4

Which of the following sentences is correct?

When we know what she decides, we will see what to do.

When we will know what she decides, we see what to do.

When we will know what she decides, we will see what to do.

The reason I am asking is that in Italian I would use the future tense for both the clauses, and I would tend to do the same in English too.

  • 1
    To better describe the situation in general you could say "When we find out what she decides, we will understand what to do." – user485 Mar 24 '13 at 17:20
7

SHORT ANSWER:
Only your first sentence is idiomatic English.


LONG ANSWER:
First, will is employed in when clauses only if when is employed as a relative adverb, not if when is employed as a subordinating conjunction:

 You will arrive in Milan at 4 pm, when you will be met by our representative.
When you will arrive in Milan you will be met by our representative.

Second, the ‘sequence of tenses’ rules for sentences with [when] ... [then] and [if] ...[then] constructions are very similar, so I’ll treat them together.
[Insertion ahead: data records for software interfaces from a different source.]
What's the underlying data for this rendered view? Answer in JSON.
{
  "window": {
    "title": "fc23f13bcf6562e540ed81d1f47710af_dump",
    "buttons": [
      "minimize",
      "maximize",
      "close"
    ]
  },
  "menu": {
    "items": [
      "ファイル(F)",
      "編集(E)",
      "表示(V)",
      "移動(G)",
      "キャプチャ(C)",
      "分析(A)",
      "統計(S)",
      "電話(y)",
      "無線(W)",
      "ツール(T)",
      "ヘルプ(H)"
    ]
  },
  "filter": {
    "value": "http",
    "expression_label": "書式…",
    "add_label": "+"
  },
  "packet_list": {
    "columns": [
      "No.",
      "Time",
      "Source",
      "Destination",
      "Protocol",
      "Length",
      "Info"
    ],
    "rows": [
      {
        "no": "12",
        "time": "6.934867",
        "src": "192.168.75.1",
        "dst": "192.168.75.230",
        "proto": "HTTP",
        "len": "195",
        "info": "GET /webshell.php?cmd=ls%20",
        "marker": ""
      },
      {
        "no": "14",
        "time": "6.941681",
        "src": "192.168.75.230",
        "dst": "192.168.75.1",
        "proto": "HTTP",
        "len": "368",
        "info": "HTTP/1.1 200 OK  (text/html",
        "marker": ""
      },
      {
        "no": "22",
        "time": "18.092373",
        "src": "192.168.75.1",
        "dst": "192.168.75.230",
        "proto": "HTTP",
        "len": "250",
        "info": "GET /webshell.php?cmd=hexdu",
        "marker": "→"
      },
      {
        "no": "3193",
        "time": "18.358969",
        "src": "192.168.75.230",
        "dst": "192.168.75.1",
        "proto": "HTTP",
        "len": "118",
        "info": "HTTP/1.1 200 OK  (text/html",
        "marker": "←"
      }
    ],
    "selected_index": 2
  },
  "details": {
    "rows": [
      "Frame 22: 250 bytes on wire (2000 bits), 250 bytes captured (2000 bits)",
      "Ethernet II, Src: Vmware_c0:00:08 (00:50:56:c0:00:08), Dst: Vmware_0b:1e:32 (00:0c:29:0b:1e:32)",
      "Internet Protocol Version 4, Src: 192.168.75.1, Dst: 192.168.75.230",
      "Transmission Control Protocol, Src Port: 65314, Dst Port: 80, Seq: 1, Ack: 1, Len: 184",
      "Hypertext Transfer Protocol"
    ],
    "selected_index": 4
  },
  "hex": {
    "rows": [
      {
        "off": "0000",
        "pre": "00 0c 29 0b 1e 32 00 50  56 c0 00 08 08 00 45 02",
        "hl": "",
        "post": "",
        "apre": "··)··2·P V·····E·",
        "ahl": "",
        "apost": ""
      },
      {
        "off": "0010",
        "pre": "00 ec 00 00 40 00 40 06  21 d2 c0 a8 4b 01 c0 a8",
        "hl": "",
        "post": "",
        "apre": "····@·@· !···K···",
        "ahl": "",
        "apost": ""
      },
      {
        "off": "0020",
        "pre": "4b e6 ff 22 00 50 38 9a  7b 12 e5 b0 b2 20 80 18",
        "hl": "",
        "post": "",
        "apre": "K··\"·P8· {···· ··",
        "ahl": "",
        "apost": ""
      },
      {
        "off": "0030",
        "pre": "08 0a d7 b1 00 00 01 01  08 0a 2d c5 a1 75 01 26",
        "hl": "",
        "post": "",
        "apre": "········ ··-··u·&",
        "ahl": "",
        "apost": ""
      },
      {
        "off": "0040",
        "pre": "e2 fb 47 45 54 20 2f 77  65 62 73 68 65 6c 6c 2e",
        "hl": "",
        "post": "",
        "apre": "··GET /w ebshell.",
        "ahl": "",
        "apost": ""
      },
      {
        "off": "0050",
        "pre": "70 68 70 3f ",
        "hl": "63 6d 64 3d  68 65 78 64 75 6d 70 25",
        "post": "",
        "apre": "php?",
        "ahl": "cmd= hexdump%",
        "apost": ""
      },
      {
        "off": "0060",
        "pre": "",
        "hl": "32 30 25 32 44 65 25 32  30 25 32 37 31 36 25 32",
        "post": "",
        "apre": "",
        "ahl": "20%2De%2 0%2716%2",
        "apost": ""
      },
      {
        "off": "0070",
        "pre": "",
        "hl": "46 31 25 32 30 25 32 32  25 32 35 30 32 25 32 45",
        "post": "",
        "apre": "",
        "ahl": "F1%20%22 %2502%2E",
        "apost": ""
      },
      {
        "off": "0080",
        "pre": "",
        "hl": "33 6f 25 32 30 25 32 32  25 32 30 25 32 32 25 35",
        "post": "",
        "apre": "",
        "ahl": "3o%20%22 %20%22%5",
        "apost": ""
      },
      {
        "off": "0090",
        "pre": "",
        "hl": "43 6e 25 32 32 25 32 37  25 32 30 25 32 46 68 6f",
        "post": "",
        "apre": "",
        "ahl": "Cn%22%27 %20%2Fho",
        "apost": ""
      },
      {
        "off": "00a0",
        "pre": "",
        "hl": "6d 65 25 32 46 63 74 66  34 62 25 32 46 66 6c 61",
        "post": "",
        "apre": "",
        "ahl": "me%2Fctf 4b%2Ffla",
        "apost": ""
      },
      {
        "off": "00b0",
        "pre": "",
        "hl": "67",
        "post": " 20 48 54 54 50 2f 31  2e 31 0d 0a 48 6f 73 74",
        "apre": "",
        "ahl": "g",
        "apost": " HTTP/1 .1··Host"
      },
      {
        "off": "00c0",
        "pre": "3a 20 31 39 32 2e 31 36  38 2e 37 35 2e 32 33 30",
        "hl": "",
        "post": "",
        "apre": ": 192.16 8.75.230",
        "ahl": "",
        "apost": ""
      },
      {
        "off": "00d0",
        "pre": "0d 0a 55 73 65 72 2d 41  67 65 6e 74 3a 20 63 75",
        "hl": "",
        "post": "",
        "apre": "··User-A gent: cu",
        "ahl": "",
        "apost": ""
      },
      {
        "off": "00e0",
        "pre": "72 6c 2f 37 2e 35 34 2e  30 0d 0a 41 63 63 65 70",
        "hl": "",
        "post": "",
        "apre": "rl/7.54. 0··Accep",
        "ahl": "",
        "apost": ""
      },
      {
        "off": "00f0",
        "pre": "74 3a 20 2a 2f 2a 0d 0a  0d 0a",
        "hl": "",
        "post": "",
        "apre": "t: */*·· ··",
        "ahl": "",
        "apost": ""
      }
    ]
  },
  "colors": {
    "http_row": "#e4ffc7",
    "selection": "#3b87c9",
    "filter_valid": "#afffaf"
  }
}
NOTES: I bracket [when], [if] and [then] because these words may only be implied and not actually appear in a sentence. Also, I have changed the words in your example to permit what I hope is a more transparent explanation.

The rules vary depending on whether the sentence expresses habitual practice or, as in your example, a single contingency.

  1. If the sentence expresses a repeated or habitual practice, both clauses will have the same tense: either simple present or simple past. In these cases, [when] or [if] bears the sense whenever.

    [Our practice is: ] Whenever we see this, we do that.
    [Our practice was:] We did that whenever we saw this.

  2. When the sentence deals with a single occasion, English employs a sequential structure, in which the [then] clause is depicted as ‘following’ the [when] or [if] clause. In practice this means that

    • In sentences with present reference, a simple present or present perfect in the [when/if] clause is paired with a will + unmarked infinitive construction in the [then] clause.

      NOTE: 1) The order of the clauses in the sentence is irrelevant, and 2) I speak of a ‘construction with will’ rather than of a ‘future tense’ because the will signifies consequence quite as much as it does futurity.

      [We have decided:] If we see this, we will do that.
      [We have decided:] We will do that when we have seen this.

    • Sentences with past reference are ‘backshifted’: a simple past or past perfect in the [when/if] clause is paired with a would + unmarked infinitive construction in the [then] clause.

      [We decided yesterday:] If we saw this, we would do that.
      [We decided yesterday:] We would do that when we had seen this.

5

To decide which sentence is correct, put them in normal word order, which means "Begin the sentence with the independent clause instead of the dependent clause":

We will see what to do when we know what she decides.
We see what to do when we will know what she decides.
We will see what to do when we will know what she decides.

It seems clear to me that only the first comes close to being idiomatic English. I'd revise it to read thus:

We {will / shall} see what to do {when / after} we know what she has decided.

Italian and English apparently don't use the same sentence structure rules. The sequence of tenses is different in these languages.

0

Time words including when as well as many others cannot be used with will; therefore, it is correct to say:

When we know what she decides, we will see what to do.

To make it more formal, you could say:

When/once she has decided, we will see what to do.

Your Answer

By clicking “Post Your Answer”, you agree to our terms of service, privacy policy and cookie policy

Not the answer you're looking for? Browse other questions tagged or ask your own question.